Simply pick up a Power Support Claw – designed for Google Pixel devices, but which works with almost all other phones, too – to physically connect the pad to your phone.
The obvious question is why you’d buy a Stadia to play Xbox Game Pass streaming. It wouldn’t be our top choice, but it’s your best bet if you want to dig into multiple game streaming services to see which is the best.
The Google Stadia Controller supports Wi-Fi, allowing it to connect to Stadia servers directly. This lets you see Stadia at its best.
But we’re talking about Xbox Game Pass here, where the Stadia might take the place of the DualShock 4 or Xbox One controller. The Stadia Controller feels like a mix of the two, with grips shaped like those you’d find on the DualShock and a button layout closer to an Xbox pad.

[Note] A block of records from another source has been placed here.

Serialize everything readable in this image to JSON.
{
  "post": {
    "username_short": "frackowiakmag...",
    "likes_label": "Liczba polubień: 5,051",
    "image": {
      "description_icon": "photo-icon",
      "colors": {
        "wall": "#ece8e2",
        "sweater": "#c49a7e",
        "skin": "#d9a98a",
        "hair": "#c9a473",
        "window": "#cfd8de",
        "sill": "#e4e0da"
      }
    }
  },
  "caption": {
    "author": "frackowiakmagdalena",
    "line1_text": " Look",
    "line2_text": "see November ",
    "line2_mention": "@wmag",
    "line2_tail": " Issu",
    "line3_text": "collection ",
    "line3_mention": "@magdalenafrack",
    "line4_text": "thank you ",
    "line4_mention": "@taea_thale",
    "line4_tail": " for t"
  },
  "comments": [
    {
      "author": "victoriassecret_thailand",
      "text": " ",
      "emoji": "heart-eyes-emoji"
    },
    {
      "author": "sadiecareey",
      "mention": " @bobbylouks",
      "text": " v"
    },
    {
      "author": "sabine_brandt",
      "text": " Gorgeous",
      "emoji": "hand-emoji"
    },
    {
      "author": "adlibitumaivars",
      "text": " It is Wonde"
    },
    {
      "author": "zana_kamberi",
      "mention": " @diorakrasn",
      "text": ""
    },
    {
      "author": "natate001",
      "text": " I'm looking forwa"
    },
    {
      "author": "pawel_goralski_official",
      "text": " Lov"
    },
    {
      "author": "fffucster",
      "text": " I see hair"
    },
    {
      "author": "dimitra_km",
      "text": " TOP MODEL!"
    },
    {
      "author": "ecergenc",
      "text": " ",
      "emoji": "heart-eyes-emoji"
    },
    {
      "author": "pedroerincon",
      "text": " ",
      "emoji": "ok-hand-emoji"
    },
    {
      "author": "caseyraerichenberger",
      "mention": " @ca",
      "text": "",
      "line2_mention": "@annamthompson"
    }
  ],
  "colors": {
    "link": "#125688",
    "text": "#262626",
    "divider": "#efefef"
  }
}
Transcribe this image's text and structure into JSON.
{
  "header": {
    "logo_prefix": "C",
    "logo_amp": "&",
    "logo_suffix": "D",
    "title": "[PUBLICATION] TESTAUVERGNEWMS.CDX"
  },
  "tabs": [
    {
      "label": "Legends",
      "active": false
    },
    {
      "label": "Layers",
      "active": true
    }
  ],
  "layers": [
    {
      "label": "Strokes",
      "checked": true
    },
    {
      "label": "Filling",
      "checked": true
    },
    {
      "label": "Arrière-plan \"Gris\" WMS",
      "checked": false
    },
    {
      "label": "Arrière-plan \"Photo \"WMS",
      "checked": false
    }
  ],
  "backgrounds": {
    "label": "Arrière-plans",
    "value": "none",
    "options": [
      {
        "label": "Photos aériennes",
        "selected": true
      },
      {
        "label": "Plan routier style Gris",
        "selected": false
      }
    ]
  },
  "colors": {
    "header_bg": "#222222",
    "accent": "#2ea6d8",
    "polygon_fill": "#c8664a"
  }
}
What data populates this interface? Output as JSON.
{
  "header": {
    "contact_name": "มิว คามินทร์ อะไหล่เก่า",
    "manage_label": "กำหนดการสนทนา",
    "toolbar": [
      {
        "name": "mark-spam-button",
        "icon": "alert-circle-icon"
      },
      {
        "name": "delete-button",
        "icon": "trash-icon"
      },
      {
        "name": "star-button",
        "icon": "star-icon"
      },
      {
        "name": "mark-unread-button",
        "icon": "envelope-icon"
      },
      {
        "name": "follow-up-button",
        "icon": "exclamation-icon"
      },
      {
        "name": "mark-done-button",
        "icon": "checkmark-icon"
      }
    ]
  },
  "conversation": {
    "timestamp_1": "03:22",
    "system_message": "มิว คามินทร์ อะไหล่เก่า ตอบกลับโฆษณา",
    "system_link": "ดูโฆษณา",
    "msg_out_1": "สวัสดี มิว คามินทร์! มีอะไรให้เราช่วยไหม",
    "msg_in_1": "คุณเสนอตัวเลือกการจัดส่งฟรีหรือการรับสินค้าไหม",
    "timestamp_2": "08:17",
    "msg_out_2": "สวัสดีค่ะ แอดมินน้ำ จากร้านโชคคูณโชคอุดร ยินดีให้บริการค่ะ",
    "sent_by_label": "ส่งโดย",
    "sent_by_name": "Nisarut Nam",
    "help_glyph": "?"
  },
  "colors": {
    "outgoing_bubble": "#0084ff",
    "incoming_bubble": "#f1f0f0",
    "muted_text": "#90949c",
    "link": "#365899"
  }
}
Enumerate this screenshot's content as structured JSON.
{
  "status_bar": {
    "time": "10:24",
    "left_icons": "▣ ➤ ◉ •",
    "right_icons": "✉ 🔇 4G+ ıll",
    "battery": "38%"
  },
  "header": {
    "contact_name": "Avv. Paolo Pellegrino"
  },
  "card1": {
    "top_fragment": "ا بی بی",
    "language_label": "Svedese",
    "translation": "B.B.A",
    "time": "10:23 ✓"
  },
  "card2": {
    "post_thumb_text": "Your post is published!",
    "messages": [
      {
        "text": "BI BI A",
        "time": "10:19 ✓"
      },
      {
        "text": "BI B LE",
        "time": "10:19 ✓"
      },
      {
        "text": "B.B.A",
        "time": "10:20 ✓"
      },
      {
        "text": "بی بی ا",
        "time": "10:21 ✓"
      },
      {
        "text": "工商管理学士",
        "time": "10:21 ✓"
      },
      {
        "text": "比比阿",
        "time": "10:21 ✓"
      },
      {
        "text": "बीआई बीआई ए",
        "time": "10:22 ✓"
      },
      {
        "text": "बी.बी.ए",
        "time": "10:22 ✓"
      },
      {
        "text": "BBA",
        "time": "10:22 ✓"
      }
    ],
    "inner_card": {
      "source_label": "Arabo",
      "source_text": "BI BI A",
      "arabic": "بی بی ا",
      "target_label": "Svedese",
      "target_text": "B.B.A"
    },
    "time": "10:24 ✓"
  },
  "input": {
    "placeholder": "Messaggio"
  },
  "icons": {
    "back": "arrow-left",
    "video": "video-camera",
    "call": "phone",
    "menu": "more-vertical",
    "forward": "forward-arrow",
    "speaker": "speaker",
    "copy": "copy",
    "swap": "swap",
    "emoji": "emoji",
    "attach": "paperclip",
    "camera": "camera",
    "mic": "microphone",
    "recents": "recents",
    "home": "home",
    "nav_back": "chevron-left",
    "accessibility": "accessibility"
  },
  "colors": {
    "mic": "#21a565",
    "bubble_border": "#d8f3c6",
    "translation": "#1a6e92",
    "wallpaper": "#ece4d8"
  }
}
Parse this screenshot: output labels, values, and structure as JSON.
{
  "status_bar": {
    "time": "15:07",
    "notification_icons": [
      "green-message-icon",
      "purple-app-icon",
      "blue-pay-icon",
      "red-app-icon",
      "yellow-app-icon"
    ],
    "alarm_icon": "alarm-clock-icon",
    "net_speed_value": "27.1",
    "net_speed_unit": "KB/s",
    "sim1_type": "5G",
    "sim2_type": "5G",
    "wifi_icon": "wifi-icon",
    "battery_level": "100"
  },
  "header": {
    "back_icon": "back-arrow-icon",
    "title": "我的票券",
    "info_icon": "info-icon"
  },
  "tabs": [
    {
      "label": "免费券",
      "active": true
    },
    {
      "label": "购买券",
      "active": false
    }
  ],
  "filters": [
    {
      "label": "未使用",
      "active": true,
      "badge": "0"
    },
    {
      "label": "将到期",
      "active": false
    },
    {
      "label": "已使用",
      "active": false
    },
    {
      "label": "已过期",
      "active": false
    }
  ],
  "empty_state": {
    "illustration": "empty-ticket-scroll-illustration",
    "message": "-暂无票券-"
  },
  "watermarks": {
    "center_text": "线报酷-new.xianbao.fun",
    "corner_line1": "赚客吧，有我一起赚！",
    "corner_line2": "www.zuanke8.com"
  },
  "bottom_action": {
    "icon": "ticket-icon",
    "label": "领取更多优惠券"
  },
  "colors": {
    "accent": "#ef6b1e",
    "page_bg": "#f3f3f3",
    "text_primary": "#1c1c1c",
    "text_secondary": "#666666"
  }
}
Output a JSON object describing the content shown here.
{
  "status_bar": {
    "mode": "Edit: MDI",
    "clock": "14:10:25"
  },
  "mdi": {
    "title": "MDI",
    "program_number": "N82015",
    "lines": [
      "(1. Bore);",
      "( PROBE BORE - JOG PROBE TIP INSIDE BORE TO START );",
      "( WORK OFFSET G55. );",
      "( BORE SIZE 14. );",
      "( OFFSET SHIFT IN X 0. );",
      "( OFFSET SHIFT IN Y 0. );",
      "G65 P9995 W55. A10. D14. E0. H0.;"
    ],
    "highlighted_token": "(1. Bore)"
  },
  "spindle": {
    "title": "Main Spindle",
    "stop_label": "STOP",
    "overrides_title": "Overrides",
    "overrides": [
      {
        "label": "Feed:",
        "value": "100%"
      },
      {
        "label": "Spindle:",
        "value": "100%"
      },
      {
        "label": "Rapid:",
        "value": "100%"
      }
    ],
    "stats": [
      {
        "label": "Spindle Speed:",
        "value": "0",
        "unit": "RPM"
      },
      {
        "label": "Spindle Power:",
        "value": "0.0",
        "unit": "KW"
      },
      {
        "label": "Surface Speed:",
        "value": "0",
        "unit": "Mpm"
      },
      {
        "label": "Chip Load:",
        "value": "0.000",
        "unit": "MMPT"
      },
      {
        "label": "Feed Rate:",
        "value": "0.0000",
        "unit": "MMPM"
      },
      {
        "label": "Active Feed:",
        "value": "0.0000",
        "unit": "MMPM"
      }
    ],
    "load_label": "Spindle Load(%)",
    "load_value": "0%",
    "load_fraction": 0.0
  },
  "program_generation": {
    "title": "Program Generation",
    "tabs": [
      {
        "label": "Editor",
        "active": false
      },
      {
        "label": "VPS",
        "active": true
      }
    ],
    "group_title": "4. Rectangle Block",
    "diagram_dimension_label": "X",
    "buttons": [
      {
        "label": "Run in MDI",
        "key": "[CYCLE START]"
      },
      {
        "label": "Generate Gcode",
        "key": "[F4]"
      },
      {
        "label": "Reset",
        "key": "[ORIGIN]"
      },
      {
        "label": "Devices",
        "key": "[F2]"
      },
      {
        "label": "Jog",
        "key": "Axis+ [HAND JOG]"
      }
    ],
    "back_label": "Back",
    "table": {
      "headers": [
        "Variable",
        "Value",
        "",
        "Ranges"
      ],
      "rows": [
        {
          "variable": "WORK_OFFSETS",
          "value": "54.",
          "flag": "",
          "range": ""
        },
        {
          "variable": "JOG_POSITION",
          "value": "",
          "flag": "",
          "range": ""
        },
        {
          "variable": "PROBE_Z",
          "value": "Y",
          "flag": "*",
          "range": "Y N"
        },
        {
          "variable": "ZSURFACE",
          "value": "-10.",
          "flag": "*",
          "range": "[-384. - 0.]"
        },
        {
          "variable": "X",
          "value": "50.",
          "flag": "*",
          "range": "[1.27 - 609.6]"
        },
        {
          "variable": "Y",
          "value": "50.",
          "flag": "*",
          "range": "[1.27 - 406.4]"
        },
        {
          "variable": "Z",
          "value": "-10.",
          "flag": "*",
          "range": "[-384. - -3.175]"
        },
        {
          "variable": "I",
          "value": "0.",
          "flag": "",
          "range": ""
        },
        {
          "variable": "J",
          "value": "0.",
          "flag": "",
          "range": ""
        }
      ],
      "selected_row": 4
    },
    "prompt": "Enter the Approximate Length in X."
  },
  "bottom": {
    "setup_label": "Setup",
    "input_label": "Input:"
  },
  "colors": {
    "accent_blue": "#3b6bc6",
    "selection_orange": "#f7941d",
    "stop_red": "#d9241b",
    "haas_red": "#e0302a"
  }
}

We still prefer the consoles’ controllers for button feel, but the Stadia isn’t too far off.
The Razer Raiju controller originally appeared in 2016 as a “pro” PS4 controller. And now there’s a version for Android phones.
It looks similar to an Xbox pad, but has a phone clamp built into its top. It’s a neat design, which makes it look and feel just like a standard console controller. And since today the Raiju series has been designed to compete with advanced pads such as the Xbox Elite Series 2 Controller, it comes with some extra features.
For example, competitive gamers will appreciate the switches on the rear that let you alter the sensitivity of the primary trigger buttons, in order to reduce the travel required.
Further down the back you’ll find the Razer Raiju Mobile’s other bonus buttons, which can be used to temporarily reduce the sensitivity of the analogue sticks for precise aiming. All the bonus buttons can be customised.
In terms of negatives, the minimalist design of the phone mount means the screen can only tilt in a 60-degree arc, not the 220 degrees you get with a dual-hinged design, and at $149.99 the Razer Raiju is expensive. However, it also makes a great general-use pad for PC gamers.
The Razer Raiju can work as a wired or wireless Bluetooth controller – handy if you find the (now minimal) lag of Bluetooth bothersome.